Send to

Choose Destination
See comment in PubMed Commons below
Clin Diagn Lab Immunol. 1994 Sep;1(5):493-9.

Identification of antigens of pathogenic free-living amoebae by protein immunoblotting with rabbit immune and human sera.

Author information

Department of Pathology, Indiana University School of Medicine, Indianapolis 46202, USA.

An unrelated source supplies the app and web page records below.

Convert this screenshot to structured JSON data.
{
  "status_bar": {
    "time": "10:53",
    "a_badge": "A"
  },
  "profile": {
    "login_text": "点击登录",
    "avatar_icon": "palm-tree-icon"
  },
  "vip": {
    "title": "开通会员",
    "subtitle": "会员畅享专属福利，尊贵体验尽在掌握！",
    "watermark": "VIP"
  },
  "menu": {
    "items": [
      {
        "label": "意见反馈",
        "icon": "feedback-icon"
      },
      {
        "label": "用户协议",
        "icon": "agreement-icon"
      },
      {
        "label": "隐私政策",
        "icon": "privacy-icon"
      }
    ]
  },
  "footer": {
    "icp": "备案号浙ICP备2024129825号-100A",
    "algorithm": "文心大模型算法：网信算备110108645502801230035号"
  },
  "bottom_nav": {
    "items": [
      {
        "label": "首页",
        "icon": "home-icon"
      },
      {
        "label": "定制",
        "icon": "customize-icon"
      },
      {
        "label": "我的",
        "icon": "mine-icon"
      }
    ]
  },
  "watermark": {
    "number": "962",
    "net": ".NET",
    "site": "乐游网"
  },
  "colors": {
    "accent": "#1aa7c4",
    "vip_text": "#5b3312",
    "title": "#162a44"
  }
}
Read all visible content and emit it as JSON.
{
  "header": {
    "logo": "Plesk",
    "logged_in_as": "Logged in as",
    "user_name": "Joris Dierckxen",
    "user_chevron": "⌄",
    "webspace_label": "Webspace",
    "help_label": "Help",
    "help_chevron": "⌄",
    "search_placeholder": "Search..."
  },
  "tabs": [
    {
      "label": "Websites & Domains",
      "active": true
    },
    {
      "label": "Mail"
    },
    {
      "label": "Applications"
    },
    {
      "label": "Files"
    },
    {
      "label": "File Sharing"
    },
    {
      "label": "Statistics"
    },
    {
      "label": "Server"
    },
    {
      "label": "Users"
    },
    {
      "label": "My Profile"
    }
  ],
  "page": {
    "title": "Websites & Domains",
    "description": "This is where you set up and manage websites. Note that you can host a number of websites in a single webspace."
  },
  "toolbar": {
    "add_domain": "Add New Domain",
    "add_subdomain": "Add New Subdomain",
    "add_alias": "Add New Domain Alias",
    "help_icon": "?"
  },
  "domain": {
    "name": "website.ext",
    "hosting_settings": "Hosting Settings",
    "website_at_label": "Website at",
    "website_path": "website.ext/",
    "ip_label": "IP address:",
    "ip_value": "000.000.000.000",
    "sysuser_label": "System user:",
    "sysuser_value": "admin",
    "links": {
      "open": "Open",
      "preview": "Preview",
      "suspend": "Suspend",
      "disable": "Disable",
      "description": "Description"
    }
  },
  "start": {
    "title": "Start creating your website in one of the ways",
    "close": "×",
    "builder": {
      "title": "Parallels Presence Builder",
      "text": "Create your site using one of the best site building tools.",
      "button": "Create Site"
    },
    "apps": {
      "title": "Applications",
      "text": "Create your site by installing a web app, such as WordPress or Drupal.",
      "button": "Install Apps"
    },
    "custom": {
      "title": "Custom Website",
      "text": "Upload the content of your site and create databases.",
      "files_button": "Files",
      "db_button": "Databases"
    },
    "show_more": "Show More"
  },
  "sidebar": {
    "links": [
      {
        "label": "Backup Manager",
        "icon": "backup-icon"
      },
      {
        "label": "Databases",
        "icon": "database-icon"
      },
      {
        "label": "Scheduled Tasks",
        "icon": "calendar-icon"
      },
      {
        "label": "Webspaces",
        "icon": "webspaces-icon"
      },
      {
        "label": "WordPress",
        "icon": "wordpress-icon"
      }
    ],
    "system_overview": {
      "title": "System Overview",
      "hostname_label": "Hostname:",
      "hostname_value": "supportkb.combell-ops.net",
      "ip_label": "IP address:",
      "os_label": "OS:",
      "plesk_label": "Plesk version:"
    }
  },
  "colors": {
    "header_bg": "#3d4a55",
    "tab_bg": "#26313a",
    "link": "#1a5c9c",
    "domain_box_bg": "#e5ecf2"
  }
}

Prominent antigens of pathogenic and nonpathogenic free-living amoebae were identified by using polyclonal rabbit immune sera in immunoblot assays. The intent was to determine if prominent epitopes identified with rabbit immune sera could also be recognized by human sera. With rabbit sera, the development of immunoreactive bands was restricted to molecular masses of greater than 18.5 kDa for Naegleria, Hartmannella, and Vahlkampfia antigens. Two or more broad bands of less than 18.5 kDa were prominent features in three different Acanthamoeba species. Few cross-reactive antibodies could be detected between representative species of the three different subgroups of Acanthamoeba. Naegleria antigen was likewise serologically distinct, as were Hartmannella and Vahlkampfia antigens. The relative lack of cross-reacting antibodies between the pathogenic amoebae suggested that i would be desirable to use a panel of amoebic antigens to represent the range of serologically distinct antigens for assessing reactive antibodies in human sera. In pooled human sera (10 serum specimens per pool), the appearance of minimally reactive bands ranging from 32.5 to 106 kDa was a common feature of all six antigens. A prominent band of less than 18.5 kDa was identified in the Acanthamoeba culbertsoni antigen lane in 2 of the 10 human serum specimen pools. When sera from each of the two groups were tested individually by immunoblotting, the reaction with A. culbertsoni antigen could be associated with one individual. By using a panel of amoebic antigens, this method could prove useful in recognizing undiagnosed amoebic infections by revealing specific reactive antibodies.

[Indexed for MEDLINE]
Free PMC Article
PubMed Commons home

PubMed Commons

How to join PubMed Commons

    Supplemental Content

    Full text links

    Icon for HighWire Icon for PubMed Central
    Loading ...
    Support Center